══ Source material ══

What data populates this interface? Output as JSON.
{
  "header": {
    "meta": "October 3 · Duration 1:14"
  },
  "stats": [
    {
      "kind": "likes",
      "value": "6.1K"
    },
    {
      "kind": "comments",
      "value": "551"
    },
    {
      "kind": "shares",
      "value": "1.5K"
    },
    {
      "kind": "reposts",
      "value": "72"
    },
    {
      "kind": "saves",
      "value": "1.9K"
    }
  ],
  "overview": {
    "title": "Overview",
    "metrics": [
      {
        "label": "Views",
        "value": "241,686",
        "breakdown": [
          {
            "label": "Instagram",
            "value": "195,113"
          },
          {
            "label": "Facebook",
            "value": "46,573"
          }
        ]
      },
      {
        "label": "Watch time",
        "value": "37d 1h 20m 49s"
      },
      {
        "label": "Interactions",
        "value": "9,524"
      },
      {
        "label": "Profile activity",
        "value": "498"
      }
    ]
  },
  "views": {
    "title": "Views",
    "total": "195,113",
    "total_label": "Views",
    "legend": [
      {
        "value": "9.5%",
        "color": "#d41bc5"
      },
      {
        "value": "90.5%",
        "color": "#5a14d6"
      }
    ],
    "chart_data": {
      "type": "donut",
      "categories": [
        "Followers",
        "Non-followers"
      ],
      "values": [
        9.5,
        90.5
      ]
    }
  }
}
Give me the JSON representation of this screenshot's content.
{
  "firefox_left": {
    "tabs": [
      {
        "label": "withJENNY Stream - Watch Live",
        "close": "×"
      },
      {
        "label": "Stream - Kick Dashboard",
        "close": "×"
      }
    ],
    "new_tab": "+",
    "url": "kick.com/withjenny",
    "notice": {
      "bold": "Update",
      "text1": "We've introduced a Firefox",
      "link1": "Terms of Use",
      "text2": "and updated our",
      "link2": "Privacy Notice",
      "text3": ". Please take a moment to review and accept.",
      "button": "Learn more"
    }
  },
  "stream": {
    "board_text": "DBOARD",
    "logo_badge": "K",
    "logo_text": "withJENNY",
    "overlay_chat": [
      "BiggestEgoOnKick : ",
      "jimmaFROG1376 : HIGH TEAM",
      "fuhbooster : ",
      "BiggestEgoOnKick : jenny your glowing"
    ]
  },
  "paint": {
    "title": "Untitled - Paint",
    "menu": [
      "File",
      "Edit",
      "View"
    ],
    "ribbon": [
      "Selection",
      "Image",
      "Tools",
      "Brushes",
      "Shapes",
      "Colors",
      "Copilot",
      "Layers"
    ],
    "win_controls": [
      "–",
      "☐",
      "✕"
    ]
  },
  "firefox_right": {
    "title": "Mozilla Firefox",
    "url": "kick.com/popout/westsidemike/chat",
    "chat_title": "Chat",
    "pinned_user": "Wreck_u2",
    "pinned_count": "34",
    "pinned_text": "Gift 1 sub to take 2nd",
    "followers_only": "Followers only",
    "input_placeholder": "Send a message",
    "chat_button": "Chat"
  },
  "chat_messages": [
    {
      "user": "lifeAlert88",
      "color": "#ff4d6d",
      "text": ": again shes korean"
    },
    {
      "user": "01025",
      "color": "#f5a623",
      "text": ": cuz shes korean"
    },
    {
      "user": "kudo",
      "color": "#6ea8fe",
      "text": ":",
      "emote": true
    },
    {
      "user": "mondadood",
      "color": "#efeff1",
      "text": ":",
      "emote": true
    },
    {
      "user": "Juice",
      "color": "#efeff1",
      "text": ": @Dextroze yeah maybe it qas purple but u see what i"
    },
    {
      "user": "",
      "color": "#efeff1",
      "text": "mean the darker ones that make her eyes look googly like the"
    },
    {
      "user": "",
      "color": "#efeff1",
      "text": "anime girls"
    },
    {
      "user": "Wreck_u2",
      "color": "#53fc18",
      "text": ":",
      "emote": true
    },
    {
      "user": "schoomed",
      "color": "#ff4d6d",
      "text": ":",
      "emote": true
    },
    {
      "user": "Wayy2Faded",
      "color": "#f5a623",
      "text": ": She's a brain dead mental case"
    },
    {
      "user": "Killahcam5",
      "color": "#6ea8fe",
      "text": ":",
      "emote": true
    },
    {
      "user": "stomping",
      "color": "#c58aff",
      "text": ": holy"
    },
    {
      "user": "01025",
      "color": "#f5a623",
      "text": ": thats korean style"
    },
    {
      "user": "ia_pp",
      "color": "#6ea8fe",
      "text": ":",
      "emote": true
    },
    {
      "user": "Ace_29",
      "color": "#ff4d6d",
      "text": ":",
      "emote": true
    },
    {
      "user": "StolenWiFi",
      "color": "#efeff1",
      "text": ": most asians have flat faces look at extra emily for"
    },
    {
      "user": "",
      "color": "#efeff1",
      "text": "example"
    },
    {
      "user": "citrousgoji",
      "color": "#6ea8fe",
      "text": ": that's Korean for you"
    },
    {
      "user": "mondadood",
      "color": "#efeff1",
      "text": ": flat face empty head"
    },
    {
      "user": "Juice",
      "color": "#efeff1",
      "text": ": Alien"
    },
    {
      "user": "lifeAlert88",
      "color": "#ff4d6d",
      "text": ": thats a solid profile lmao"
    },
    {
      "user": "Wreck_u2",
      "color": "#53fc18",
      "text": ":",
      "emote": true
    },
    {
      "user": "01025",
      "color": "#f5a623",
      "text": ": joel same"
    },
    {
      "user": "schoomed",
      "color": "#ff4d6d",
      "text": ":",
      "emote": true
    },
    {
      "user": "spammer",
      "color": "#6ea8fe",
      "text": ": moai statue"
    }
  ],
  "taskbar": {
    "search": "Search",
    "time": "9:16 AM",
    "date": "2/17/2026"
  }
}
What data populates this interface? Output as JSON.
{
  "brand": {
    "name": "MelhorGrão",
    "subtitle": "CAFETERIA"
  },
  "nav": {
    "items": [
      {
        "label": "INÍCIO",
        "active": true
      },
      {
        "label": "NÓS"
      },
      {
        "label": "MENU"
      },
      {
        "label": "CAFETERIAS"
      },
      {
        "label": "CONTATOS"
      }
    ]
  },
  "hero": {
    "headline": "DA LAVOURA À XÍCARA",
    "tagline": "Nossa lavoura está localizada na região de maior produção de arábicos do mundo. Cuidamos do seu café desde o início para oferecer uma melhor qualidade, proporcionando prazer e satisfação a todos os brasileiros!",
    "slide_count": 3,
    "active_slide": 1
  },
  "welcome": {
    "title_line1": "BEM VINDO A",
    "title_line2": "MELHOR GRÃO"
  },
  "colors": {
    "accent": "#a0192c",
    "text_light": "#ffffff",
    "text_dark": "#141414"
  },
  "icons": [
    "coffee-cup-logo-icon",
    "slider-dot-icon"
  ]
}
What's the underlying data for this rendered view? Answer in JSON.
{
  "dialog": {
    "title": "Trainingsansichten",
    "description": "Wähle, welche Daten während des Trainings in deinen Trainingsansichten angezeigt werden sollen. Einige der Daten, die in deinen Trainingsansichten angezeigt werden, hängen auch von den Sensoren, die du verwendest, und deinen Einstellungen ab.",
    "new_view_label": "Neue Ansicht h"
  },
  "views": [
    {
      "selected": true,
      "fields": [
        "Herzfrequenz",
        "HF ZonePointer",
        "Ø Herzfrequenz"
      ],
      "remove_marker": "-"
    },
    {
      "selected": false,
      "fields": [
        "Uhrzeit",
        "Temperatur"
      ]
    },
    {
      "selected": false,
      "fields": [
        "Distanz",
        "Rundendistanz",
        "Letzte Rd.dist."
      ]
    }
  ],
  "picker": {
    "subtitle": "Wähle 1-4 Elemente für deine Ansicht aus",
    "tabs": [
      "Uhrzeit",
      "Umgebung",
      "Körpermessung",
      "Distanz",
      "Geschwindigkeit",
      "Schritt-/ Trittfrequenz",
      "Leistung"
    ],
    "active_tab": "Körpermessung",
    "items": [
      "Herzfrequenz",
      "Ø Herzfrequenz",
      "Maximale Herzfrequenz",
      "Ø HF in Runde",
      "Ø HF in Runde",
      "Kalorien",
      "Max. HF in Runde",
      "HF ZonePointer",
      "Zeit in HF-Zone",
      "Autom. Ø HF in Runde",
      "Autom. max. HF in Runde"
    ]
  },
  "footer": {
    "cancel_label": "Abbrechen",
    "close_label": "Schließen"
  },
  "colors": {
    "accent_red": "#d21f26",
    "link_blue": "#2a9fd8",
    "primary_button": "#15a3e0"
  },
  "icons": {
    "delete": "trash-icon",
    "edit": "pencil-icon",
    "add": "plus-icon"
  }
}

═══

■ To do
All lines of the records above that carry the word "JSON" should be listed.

■ Problem solution
What data populates this interface? Output as JSON.
Give me the JSON representation of this screenshot's content.
What data populates this interface? Output as JSON.
What's the underlying data for this rendered view? Answer in JSON.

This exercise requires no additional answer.